In contrast, sudden, short-term environmental events are less likely to foster feelings of relative deprivation — many individuals are affected equally, and exposure to these events is typically limited to a short time. Therefore, despite their potential to cause immense, absolute amounts of destruction and harm, short-term environmental events do not seem to lead to heightened conflict perceptions among migrants at their new location.

What does this mean for policies to deal with climate change and migration?

Responses to climate change vary from general pleas to the international community to cut greenhouse gases now and concrete plans to reduce emissions, to suggestions to enhance resilience to weather-related events for rural inhabitants. All of these are important responses, though our research emphasizes the relevance of promoting adaptation opportunities for those affected by climatic changes.

Many governments agree and increasingly incorporate climate-adaptation plans into broader regional development policies. A recent World Bank report on climate change and migration reveals that, given adequate development opportunities, including adaptation measures, internal migration in sub-Saharan Africa, South Asia and Latin America triggered by climate change could be reduced by up to 80 percent.

This prediction is in line with our findings on the impact of environmental change on internal migration. Furthermore, the World Bank report warns that the consequences of increasing internal migration for the development of these regions, if no countermeasures are taken, could be dire — infrastructure and social support systems could come under immense stress with potential adverse effects on the political stability of these regions. Again, this echoes our analysis of how environmental changes affect conflict perceptions.

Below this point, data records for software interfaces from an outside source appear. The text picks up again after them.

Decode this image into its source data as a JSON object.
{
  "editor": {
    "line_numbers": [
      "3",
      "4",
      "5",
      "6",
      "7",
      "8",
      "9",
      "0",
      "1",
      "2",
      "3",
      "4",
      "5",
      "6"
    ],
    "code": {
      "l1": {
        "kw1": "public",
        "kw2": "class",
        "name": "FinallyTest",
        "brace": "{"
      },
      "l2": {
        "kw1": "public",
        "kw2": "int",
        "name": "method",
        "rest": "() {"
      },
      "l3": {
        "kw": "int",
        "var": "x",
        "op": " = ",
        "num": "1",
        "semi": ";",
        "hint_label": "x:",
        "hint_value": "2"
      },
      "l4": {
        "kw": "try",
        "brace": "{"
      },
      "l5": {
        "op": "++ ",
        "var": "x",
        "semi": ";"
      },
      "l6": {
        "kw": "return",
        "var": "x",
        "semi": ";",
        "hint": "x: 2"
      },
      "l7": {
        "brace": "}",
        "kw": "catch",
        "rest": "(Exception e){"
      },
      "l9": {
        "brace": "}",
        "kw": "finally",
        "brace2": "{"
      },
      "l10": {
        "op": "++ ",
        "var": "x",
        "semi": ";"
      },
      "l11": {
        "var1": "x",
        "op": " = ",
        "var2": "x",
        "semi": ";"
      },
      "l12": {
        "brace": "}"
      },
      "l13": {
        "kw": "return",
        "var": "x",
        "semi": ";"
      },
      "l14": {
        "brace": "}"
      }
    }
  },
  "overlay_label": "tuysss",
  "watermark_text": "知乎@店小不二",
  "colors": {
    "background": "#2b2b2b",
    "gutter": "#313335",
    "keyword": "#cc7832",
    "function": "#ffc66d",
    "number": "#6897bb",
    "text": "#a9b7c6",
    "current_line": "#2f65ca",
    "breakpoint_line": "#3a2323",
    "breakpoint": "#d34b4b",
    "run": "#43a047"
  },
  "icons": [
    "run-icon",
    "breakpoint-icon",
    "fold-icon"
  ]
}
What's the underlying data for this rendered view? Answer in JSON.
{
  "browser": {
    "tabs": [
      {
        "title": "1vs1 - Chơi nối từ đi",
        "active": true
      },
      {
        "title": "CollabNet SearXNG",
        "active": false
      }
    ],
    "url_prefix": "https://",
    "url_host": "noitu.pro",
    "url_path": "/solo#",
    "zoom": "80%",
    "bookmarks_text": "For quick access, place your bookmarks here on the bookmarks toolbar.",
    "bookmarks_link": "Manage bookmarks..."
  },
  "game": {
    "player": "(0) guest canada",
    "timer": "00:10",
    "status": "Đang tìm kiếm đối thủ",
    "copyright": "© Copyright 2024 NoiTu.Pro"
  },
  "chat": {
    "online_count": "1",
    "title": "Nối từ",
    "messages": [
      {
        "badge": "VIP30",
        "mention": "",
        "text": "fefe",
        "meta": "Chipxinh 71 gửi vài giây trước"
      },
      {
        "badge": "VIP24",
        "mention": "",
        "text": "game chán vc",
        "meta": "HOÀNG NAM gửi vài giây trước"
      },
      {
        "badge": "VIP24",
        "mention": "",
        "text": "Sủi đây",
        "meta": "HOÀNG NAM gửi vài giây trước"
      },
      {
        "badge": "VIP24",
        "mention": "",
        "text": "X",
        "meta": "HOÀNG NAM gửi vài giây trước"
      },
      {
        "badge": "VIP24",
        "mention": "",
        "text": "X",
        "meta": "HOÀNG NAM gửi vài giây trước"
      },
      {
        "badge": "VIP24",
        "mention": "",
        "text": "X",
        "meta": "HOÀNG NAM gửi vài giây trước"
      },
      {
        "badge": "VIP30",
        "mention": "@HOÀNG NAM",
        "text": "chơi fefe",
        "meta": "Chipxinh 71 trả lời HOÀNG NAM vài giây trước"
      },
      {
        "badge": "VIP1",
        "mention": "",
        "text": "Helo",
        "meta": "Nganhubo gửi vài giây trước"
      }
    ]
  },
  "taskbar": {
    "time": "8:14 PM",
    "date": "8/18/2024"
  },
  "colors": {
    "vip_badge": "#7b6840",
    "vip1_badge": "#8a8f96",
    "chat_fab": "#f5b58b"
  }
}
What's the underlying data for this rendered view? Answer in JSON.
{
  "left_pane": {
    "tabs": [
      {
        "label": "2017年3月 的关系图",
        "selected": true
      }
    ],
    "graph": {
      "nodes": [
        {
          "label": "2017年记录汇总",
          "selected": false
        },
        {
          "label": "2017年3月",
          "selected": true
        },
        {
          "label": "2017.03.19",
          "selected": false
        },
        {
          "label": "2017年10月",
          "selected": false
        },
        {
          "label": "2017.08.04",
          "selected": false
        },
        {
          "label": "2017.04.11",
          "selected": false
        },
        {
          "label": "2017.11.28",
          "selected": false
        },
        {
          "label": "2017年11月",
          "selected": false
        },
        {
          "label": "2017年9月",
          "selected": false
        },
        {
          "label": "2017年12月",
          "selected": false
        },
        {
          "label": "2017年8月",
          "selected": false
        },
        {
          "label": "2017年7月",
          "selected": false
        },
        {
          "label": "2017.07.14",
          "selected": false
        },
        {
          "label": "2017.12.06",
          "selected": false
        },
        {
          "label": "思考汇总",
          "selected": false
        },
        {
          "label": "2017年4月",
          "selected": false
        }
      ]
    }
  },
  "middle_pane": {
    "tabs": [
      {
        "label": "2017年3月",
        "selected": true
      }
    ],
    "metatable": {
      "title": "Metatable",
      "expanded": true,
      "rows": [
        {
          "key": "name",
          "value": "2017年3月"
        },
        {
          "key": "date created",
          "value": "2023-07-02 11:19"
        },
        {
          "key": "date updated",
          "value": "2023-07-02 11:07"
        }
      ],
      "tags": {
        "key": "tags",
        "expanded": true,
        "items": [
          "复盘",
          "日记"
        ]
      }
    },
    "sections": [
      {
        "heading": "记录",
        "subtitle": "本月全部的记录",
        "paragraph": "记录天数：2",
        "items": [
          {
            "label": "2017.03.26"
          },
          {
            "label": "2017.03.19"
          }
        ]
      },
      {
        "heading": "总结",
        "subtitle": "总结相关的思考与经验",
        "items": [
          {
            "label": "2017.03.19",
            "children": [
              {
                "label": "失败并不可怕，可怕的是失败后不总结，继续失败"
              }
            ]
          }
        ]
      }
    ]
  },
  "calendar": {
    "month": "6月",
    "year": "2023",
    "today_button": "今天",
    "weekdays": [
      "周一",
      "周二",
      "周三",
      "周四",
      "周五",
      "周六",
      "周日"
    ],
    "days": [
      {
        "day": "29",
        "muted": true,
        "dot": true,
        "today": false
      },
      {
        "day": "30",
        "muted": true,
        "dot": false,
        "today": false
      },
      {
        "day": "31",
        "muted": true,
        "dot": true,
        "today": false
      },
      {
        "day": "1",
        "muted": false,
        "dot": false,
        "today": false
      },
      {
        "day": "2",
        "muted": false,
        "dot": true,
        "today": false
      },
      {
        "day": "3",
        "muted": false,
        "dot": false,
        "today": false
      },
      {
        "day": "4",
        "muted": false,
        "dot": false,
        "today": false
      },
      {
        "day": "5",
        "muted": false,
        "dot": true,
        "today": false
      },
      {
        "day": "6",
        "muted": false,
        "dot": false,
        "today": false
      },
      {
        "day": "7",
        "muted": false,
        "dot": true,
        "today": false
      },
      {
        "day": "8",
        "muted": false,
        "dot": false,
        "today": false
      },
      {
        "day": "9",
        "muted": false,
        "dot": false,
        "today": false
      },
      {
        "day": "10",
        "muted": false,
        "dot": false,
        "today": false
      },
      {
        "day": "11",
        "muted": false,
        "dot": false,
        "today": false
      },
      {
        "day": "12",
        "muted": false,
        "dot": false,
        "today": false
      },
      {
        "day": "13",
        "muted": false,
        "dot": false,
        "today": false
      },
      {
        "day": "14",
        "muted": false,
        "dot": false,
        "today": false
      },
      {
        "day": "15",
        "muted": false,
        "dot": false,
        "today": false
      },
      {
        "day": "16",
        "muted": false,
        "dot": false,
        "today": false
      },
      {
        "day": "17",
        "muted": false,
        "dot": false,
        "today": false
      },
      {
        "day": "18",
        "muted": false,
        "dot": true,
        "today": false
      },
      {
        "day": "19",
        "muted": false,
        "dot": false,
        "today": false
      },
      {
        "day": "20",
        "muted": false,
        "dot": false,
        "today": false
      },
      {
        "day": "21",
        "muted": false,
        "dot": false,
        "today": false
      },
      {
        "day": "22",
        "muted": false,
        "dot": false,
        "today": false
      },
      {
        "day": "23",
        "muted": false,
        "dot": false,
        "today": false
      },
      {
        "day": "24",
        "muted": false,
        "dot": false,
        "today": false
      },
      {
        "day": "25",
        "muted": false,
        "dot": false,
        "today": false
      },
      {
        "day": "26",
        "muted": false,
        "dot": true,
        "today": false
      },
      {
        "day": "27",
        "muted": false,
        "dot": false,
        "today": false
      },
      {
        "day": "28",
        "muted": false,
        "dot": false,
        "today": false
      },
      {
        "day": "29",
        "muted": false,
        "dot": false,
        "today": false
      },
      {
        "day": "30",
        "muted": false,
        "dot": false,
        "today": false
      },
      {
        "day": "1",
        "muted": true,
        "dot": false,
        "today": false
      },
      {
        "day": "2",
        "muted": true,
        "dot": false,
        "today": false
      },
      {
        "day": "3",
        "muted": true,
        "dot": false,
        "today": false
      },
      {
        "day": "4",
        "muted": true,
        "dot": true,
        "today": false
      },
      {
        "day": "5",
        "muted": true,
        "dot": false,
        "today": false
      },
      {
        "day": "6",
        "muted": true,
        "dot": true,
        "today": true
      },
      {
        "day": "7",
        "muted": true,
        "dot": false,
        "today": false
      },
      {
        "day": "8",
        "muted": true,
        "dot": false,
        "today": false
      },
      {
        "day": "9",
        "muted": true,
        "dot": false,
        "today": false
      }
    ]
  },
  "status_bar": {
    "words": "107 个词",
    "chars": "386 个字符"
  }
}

Gabriele Spilker (@gabi_spilker) is associate professor of international politics at the Department of Political Science and Sociology of the University of Salzburg, Austria.

Vally Koubi is a professor at the Center of Comparative and International Studies (CIS), ETH Zurich and Department of Economics, University of Bern, Switzerland. 

Lena Schaffer is assistant professor of inter- and transnational relations at the University of Luzern, Switzerland. 

Tobias Böhmelt is professor of political science in the Department of Government at the University of Essex, U.K.